WASHINGTON – On behalf of Senate conferees working to reach agreement on the most significant intelligence reforms in 50 years, Governmental Affairs Committee Chairman Susan Collins, R-Me., and Ranking Member Joe Lieberman, D-Conn., have submitted a proposal to their House counterparts. Urging House conferees to adopt the proposal, Senators Collins and Lieberman issued the following statement:

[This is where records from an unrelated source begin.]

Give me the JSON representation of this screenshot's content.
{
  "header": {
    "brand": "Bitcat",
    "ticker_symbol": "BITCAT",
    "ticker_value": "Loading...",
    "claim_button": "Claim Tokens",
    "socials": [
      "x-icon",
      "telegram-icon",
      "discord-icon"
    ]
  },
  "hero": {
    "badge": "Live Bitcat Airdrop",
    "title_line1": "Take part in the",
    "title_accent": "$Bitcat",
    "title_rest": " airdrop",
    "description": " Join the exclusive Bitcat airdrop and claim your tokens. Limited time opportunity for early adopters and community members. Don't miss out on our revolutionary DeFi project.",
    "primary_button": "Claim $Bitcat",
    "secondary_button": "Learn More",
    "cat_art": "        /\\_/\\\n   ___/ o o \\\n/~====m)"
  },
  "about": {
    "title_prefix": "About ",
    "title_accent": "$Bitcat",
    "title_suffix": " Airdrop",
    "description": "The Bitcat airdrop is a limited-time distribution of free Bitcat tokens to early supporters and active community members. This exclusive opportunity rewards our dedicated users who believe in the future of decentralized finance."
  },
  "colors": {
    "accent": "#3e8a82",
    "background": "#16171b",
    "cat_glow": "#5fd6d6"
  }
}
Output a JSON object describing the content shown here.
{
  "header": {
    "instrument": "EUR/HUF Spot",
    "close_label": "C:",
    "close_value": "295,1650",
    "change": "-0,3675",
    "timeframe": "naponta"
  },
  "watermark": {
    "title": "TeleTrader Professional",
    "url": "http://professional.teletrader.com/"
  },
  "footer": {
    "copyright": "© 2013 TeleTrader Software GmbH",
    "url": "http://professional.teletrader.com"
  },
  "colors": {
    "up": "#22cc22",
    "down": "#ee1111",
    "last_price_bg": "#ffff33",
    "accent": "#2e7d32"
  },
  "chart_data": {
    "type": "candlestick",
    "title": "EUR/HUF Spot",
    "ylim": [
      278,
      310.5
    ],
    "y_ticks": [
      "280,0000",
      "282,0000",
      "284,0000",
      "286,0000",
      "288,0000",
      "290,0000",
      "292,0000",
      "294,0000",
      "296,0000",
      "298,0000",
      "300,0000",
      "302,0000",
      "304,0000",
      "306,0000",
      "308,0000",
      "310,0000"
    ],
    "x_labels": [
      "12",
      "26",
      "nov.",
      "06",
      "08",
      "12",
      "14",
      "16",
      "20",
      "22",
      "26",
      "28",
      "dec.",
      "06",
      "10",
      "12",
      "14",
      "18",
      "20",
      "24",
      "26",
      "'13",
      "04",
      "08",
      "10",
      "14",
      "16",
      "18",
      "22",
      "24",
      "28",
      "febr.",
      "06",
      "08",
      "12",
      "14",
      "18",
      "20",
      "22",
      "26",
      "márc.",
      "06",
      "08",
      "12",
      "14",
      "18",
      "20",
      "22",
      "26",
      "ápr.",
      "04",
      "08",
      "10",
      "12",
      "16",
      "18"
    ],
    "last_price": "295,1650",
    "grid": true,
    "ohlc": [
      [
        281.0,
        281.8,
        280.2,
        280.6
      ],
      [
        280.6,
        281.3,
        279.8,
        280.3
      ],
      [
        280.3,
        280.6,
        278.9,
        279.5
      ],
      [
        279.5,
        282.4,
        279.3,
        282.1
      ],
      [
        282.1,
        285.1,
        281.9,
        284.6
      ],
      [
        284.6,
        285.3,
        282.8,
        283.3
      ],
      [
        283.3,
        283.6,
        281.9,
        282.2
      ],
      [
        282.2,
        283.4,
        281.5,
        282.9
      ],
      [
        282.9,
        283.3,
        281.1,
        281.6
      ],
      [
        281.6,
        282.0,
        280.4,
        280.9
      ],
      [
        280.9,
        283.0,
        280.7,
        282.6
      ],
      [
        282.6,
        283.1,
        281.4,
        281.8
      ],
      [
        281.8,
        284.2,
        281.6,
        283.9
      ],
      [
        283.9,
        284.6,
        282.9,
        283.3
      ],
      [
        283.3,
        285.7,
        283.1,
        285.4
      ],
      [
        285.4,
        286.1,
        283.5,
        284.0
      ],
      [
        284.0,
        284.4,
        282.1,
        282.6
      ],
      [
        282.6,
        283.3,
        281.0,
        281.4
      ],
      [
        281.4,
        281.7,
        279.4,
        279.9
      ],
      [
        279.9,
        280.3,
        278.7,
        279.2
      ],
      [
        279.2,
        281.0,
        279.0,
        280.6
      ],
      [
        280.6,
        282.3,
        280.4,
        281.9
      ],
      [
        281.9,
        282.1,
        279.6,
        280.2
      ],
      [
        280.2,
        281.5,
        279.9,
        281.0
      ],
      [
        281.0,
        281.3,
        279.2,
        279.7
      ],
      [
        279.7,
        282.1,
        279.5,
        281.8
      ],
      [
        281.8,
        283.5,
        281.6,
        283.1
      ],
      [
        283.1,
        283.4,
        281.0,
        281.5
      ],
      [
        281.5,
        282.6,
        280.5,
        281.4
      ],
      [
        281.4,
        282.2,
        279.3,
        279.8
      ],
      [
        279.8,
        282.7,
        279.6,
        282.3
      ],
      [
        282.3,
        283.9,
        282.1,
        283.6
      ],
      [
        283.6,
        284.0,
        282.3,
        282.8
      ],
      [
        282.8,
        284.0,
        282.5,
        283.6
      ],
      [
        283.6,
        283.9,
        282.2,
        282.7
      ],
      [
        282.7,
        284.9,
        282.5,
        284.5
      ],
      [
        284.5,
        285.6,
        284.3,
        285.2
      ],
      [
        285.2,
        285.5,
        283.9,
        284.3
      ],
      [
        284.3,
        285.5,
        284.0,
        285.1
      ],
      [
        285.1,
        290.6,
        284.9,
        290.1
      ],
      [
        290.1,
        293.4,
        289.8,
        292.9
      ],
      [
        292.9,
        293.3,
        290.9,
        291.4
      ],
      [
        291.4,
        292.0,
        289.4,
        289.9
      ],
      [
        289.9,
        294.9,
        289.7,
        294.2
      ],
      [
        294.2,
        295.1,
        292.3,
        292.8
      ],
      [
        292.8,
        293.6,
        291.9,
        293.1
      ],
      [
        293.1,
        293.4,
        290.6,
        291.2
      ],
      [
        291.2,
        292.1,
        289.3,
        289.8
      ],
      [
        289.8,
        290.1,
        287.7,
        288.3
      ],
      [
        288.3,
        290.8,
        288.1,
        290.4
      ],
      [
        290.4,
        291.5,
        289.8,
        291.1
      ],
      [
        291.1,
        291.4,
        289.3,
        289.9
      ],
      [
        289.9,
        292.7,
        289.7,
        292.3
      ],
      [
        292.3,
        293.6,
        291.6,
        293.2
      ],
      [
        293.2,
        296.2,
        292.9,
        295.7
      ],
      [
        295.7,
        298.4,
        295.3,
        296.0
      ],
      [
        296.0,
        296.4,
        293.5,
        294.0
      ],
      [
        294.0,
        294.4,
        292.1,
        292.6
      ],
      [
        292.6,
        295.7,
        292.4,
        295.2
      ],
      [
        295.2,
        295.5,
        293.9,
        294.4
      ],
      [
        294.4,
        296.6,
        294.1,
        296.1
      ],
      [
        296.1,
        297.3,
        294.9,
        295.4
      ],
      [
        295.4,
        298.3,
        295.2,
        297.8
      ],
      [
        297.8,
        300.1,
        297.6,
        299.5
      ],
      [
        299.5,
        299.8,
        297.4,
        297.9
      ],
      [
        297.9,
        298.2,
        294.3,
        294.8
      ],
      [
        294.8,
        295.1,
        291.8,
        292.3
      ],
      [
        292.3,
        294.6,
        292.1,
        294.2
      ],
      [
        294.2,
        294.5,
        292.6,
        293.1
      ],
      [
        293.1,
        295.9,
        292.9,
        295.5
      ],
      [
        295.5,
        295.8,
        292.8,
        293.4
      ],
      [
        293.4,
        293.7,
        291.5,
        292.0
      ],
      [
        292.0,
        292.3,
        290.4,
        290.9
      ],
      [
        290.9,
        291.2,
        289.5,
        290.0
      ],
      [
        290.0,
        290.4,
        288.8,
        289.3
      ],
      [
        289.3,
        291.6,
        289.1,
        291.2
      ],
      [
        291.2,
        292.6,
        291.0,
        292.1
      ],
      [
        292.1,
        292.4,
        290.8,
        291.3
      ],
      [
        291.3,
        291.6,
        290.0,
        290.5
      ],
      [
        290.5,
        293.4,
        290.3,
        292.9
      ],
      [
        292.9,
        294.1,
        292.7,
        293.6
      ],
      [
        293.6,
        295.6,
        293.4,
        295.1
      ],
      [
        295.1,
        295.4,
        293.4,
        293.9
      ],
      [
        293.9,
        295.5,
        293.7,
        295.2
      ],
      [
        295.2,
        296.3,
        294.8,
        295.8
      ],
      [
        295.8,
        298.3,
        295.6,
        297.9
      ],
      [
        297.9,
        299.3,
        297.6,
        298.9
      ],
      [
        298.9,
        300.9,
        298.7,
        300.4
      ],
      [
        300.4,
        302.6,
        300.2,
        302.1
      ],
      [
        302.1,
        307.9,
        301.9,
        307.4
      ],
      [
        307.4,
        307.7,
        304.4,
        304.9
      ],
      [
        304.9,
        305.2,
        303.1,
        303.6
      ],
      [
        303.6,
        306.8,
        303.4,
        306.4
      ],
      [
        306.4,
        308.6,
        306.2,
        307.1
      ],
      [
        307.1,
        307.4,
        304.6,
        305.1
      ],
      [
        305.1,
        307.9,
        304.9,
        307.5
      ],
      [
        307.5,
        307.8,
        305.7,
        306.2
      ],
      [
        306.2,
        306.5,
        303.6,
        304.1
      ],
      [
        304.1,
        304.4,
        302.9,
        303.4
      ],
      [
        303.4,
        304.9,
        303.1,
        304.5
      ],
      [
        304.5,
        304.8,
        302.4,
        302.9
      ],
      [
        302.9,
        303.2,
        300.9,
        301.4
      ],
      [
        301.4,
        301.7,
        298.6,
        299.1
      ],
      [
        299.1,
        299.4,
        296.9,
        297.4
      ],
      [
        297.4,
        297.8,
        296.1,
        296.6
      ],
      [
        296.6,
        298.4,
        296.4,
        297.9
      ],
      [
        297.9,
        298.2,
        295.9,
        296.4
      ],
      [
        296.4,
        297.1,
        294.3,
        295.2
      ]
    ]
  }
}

The bipartisan counterproposal the Senate conferees unanimously offer the House answers the most critical question raised by the 9/11 Commission: ‘Who is in charge of the intelligence community?’ While we appreciate the work of the House conferees, we do not believe their proposal, which was submitted to us earlier this weekend, adequately answers that crucial question. As the 9-11 Commission, led by former Governor Thomas Kean and former Congressman Lee Hamilton, recommended in their October 20 letter to conferees, Senate conferees will continue to advocate a strong National Intelligence Director with the authority to transform intelligence agencies that now operate independently into a single team in order to better protect America. Our proposal also ensures that the National Intelligence Director will be responsive to the needs of the Department of Defense. We have made changes to our legislation, originally approved by the Senate on a 96-2 vote and supported by 203 House members, to address concerns identified both by the House conferees and the White House. For example, we have clarified that the National Intelligence Programs controlled by the National Intelligence Director do not include military intelligence assets that are principally joint or tactical in nature, and we have added a section on reform of the FBI based on House provisions. An empowered National Intelligence Director, as we have proposed, would strengthen the intelligence support provided to our war fighters. By modernizing the management of our intelligence community, by improving information sharing, and by strengthening integration, a National Intelligence Director would provide better intelligence to troops on the battlefield, and would better serve the President and other national policy makers, too. Secretary of State Colin Powell, a former Chairman of the Joint Chiefs of Staff, testified before the Governmental Affairs Committee in support of a strong National Intelligence Director, whose strength derives primarily from real budget authority. Moreover, strong budget authority for the National Intelligence Director is also supported by the White House. The Senate has taken great pains to allay concerns that the National Intelligence Director will not be sensitive to the intelligence needs of our nation’s military. First, let us make clear that the Senate proposal does not change the Defense Department’s control over the tactical intelligence assets of the military services – the Army, Navy, Air Force, or Marines. And, while the Intelligence Director would exercise budget authority over three critical national intelligence agencies – the National Security Agency, the National Geospatial Intelligence Agency, and the National Reconnaissance Office – the Senate proposal would leave those agencies housed at the Department of Defense and under the day-to-day supervision of the Defense Secretary. While an improvement over the House-passed bill, the House conferees’ offer still does not provide the National Intelligence Director with the strong authority that the majority of Congress believes he or she should have and that the majority of Congress voted to support. ”The House bill would create a weakened Intelligence Director, which 9/11 Commission Chair Tom Kean has said would be worse than no Intelligence Director at all. The House proposal could in effect leave the Secretary of Defense still in control of over 80% of the intelligence budget, an approach rejected by the 9-11 Commission and the Senate. On critical issues, from full budget authority for the National Intelligence Director, to creation of a strong National Counterterrorism Center, to information sharing, and the protection of civil liberties, the House proposal falls short. It simply would not produce the transformational change the 9/11 Commission said was necessary to improve the security of the American people in the age of terrorism. We understand the resistance to change. Attempts to reform our nation’s intelligence agencies have been thwarted repeatedly for the last half century, often from the same quarters arguing the same objections we are hearing today. The time has now come for resistance to fall away. Three thousand innocent people were murdered on our own soil three years ago. Our nation remains under threat of continued attack. The status quo has proven insufficient. We strongly urge House conferees to consider and adopt the latest bipartisan offer of the Senate conferees.